The verdant and picturesque county of Gloucestershire was once served by a maze of railway lines, most of which have long since been closed. Even on those lines still open, almost all of the intermediate stations have disappeared from the railway map. Fortunately, the varied combinations of scenery and differing railway architecture attracted the attention of a good number of photographers many of whom, from the late 1950s, began working with colour transparencies in an era when the majority of railway pictures were still being taken on black & white film. Never before has the medium of colour been used to try and illustrate in detail the railway system of a particular area. Within these pages, author Neil Parkhouse has assembled a breathtaking array of colour images, collected assiduously over a period of more than ten years, which are coupled with maps, tickets, WTT extracts and other ephemera to paint a picture of the railways of West Gloucestershire and the Wye Valley as they existed mostly over fifty years ago. In what will be the first of six volumes which will eventually cover the county completely (whilst also straying across the borders into neighbouring counties to complete journeys), the aim has been to show the infrastructure – stations, signal boxes, goods yard, engine sheds – which has been lost, as much as the trains and their motive power. Along the way, some of the other locations which were once railway served – such as docks, quarries and industrial works – are also illustrated. Local people will also find much to enjoy here, as the pictures show far more than just the railway, illustrating much of the surrounding area as it used to be. Whilst the period covered is largely early 1960s, the last years of the steam era on British Railways Western Region, the earliest pictures in this volume are some Dufaycolor slides of Tintern station taken in the 1930s. The cut-off date is the mid 1970s, when Gloucester Central station was rebuilt. The railway system of Great Britain, as it was in the steam age, now no longer exists and very little of what is shown in these pictures still remains. This, then, is a chance to sit back and remember the railways of a hugely picturesque part of the country, in the company of some talented photographers who made it their mission to record this vanishing scene, and to recall an altogether simpler way of life. This revised and enlarged second edition includes forty-eight pages of new pictures, plus corrects errors identified in the first edition.

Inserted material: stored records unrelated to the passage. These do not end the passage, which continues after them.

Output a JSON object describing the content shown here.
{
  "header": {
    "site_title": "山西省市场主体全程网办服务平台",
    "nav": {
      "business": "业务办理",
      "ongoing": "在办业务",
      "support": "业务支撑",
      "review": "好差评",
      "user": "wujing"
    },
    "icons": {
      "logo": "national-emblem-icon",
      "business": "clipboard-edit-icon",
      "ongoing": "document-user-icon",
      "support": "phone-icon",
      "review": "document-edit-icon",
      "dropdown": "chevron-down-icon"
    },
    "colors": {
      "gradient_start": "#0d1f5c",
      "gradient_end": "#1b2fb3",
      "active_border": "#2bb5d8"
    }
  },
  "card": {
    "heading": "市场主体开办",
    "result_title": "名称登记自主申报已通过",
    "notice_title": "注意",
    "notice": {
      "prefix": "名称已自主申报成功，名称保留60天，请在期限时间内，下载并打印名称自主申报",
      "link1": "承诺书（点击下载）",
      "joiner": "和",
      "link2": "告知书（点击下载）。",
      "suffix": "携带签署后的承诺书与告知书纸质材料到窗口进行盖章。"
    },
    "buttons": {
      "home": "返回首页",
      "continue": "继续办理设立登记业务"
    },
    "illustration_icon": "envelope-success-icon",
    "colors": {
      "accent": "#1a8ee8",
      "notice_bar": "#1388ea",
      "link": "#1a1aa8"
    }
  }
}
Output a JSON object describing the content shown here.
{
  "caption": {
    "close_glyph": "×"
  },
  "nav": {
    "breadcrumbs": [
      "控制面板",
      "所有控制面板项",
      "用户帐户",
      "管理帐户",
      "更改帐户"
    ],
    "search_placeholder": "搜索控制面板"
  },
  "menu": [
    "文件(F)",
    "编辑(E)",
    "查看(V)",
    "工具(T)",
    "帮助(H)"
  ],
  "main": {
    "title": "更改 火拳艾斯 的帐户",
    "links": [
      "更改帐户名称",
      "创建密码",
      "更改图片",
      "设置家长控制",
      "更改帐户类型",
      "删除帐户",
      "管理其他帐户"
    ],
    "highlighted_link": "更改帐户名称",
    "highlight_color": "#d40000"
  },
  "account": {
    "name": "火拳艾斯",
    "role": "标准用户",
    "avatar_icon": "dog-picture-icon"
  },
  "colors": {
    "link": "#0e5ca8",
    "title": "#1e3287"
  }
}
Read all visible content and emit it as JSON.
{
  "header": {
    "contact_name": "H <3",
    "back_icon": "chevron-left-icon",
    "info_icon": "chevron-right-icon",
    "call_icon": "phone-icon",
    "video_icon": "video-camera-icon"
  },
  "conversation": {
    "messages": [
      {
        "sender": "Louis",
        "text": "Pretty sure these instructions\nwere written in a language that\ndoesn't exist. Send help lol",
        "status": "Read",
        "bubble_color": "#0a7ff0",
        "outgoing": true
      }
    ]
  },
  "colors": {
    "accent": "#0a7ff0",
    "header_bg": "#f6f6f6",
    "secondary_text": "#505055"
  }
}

No. W19W again at the Up platform on 11th July 1959, the last day of passenger services on the branch. The picture drips atmosphere and it is difficult to believe that this was the end. On the platform, the guard enjoys a joke with a passenger, whilst another couple chat to the driver through his window. Beyond the station gate on the right, one of the Red & White buses, the replacement for the rail service, waits in the forecourt. Bill Potter/KRM
Whilst waiting for the arrival of the Up train and with No. 4161 waiting patiently at the Down platform, Mark wandered out of the station and a little way along the approach road to record this view of the exterior, just managing to fit in the little Ferguson tractor on the left. Mark B. Warburton